Entries from a dataset of interfaces

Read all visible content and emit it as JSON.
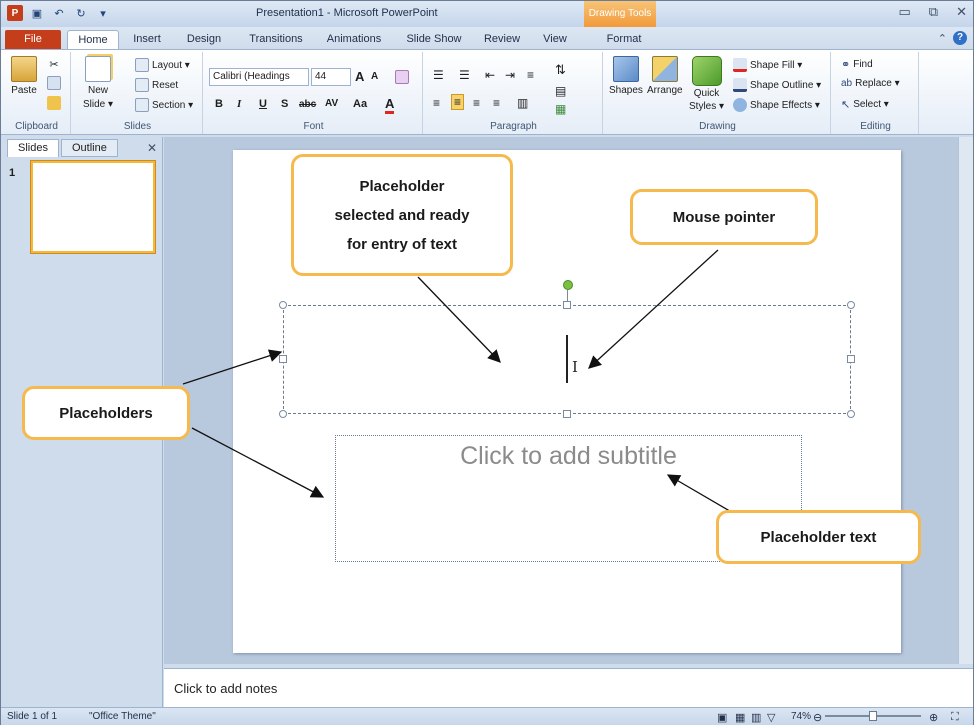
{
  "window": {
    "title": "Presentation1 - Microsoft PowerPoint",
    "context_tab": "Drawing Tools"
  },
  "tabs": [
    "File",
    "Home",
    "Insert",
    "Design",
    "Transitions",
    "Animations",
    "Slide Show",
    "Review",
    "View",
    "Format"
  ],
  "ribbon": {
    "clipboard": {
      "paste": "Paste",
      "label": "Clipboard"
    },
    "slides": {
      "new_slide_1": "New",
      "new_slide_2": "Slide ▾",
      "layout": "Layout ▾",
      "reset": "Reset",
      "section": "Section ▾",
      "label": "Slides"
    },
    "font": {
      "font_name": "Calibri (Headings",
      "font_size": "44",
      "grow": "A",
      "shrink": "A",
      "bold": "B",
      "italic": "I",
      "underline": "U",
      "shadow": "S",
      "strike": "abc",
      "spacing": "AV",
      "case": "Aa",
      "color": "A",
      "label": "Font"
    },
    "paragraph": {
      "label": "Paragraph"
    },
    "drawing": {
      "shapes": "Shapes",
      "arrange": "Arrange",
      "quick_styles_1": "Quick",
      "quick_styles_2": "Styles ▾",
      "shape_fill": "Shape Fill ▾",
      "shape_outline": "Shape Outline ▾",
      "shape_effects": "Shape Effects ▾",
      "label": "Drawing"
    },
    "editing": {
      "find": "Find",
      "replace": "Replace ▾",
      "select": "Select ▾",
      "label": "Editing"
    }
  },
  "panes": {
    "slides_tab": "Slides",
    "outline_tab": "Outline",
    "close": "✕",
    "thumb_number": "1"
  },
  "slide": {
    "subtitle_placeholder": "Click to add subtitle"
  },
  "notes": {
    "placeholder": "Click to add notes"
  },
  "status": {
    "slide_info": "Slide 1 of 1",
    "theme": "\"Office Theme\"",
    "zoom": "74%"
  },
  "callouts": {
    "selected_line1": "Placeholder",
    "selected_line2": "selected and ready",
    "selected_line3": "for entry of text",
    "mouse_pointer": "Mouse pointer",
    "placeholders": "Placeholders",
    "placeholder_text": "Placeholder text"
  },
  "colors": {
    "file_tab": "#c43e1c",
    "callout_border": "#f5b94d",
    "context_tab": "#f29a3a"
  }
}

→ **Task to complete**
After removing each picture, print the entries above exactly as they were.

→ **Output for this task**
Read all visible content and emit it as JSON.
{
  "window": {
    "title": "Presentation1 - Microsoft PowerPoint",
    "context_tab": "Drawing Tools"
  },
  "tabs": [
    "File",
    "Home",
    "Insert",
    "Design",
    "Transitions",
    "Animations",
    "Slide Show",
    "Review",
    "View",
    "Format"
  ],
  "ribbon": {
    "clipboard": {
      "paste": "Paste",
      "label": "Clipboard"
    },
    "slides": {
      "new_slide_1": "New",
      "new_slide_2": "Slide ▾",
      "layout": "Layout ▾",
      "reset": "Reset",
      "section": "Section ▾",
      "label": "Slides"
    },
    "font": {
      "font_name": "Calibri (Headings",
      "font_size": "44",
      "grow": "A",
      "shrink": "A",
      "bold": "B",
      "italic": "I",
      "underline": "U",
      "shadow": "S",
      "strike": "abc",
      "spacing": "AV",
      "case": "Aa",
      "color": "A",
      "label": "Font"
    },
    "paragraph": {
      "label": "Paragraph"
    },
    "drawing": {
      "shapes": "Shapes",
      "arrange": "Arrange",
      "quick_styles_1": "Quick",
      "quick_styles_2": "Styles ▾",
      "shape_fill": "Shape Fill ▾",
      "shape_outline": "Shape Outline ▾",
      "shape_effects": "Shape Effects ▾",
      "label": "Drawing"
    },
    "editing": {
      "find": "Find",
      "replace": "Replace ▾",
      "select": "Select ▾",
      "label": "Editing"
    }
  },
  "panes": {
    "slides_tab": "Slides",
    "outline_tab": "Outline",
    "close": "✕",
    "thumb_number": "1"
  },
  "slide": {
    "subtitle_placeholder": "Click to add subtitle"
  },
  "notes": {
    "placeholder": "Click to add notes"
  },
  "status": {
    "slide_info": "Slide 1 of 1",
    "theme": "\"Office Theme\"",
    "zoom": "74%"
  },
  "callouts": {
    "selected_line1": "Placeholder",
    "selected_line2": "selected and ready",
    "selected_line3": "for entry of text",
    "mouse_pointer": "Mouse pointer",
    "placeholders": "Placeholders",
    "placeholder_text": "Placeholder text"
  },
  "colors": {
    "file_tab": "#c43e1c",
    "callout_border": "#f5b94d",
    "context_tab": "#f29a3a"
  }
}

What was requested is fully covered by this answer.